A study published in the most recent Public Opinion Quarterly confirms what most of us suspect—that when one’s candidate wins, he or she has more faith in the electoral process than after a loss. But this study over the last three presidential elections offers more insights: there is no symmetry in the results: the skepticism about the system is greater and last longer for those supporting losing candidates than does the rosy feeling of winning and the belief in the efficacy of the system. Two Penn University professors arrived at these findings from the study of election panel data going back to Obama’s first victory. They also found that the doubts about the integrity of the electoral process generally corresponds with the degree of the “sting” of losing the more intense the preference for a candidate, the more one questions the system after a loss. They also found that losing the second time had a more negative impact on belief in the system than losing the first time. And winning the second time created less of a boost in the belief in the electoral system than with the first win.
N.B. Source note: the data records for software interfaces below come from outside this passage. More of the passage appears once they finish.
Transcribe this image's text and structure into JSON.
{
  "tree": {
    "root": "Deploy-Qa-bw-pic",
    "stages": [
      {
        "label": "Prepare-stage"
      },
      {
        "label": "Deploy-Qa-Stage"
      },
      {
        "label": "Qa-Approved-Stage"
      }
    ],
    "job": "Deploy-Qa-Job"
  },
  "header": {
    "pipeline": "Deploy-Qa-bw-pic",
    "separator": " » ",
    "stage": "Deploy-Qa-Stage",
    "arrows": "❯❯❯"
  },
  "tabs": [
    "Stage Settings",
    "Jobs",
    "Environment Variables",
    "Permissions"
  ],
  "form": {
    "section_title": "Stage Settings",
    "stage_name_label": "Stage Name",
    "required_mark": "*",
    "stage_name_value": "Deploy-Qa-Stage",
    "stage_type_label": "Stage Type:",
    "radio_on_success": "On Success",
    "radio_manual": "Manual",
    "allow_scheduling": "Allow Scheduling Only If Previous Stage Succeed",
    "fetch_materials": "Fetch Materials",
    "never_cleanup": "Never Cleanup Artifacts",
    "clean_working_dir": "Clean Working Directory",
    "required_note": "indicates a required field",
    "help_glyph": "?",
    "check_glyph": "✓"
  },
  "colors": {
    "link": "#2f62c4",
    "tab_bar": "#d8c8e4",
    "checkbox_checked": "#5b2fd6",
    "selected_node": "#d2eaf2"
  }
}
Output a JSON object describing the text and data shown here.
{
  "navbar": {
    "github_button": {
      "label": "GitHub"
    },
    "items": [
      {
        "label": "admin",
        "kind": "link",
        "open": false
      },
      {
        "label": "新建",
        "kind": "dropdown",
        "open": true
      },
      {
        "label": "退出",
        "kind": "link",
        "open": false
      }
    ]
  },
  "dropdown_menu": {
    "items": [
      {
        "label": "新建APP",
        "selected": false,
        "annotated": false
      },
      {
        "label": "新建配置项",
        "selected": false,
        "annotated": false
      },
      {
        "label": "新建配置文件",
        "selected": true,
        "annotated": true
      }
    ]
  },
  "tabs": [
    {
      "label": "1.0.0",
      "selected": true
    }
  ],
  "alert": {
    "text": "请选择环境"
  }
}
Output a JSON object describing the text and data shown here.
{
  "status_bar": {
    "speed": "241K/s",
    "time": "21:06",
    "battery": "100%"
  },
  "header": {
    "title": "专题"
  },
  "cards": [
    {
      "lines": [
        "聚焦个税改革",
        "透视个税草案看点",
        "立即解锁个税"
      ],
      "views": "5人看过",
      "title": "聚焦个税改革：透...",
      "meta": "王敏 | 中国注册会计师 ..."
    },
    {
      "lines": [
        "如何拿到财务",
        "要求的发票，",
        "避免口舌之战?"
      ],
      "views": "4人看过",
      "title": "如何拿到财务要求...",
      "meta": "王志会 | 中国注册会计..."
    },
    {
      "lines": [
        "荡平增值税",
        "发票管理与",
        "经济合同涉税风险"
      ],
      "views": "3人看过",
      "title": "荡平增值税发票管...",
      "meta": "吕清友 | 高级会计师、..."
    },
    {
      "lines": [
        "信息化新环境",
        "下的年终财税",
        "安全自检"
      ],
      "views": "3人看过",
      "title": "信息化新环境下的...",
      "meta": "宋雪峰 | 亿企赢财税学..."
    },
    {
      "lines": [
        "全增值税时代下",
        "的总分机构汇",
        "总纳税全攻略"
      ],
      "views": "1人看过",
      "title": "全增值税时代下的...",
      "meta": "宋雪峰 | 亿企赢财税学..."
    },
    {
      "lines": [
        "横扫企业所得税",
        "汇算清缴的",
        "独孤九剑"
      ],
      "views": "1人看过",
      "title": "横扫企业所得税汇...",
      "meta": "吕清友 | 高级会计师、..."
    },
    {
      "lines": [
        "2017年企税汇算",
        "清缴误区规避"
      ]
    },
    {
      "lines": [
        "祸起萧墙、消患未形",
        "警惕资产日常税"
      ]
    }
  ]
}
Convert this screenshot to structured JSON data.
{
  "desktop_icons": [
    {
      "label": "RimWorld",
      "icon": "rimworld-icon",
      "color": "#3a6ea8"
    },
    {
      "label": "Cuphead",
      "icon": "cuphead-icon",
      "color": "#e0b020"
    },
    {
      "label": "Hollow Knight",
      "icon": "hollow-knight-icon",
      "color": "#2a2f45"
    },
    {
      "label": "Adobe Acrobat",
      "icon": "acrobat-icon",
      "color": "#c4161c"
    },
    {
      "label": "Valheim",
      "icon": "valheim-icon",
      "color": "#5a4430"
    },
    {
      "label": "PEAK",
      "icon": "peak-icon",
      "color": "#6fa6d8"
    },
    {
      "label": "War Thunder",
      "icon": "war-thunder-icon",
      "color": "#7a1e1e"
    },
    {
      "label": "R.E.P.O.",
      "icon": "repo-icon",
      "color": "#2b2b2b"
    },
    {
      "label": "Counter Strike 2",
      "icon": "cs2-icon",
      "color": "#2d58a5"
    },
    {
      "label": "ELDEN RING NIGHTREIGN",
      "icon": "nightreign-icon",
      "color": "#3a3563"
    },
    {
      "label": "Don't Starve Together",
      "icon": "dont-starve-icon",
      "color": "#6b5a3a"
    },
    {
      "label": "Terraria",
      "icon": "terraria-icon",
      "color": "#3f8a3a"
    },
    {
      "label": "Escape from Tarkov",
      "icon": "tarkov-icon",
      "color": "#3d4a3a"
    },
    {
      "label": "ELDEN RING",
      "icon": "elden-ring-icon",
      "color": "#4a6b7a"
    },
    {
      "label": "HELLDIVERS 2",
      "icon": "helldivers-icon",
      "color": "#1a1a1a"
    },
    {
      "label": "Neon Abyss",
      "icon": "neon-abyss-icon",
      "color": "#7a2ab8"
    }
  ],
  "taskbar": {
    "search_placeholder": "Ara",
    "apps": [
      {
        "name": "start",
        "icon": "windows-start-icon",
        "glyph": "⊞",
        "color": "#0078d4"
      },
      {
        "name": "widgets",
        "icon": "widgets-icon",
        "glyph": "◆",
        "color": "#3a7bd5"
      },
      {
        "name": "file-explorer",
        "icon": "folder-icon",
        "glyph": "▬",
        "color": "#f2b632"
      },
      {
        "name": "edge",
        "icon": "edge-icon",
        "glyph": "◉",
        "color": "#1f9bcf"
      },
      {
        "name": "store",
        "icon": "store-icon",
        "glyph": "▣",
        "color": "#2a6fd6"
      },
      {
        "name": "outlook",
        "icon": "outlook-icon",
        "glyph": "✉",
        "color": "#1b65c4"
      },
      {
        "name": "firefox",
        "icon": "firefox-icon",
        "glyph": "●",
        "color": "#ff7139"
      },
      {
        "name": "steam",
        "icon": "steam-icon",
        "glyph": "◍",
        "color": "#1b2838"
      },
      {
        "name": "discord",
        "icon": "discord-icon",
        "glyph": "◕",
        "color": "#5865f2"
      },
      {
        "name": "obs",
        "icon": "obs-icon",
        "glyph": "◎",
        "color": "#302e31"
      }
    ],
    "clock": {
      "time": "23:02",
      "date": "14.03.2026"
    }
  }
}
The authors conclude with an appeal for more analysis—getting past the sour grapes of loss and euphoria of winning in light of all the other factors that could raise skepticism about the integrity of voting (Russian interference, State-based voter participation laws restricting participation, the aging of our voting machines.).
Check out the article in POQ Volume 83. Number 1, Spring 2019.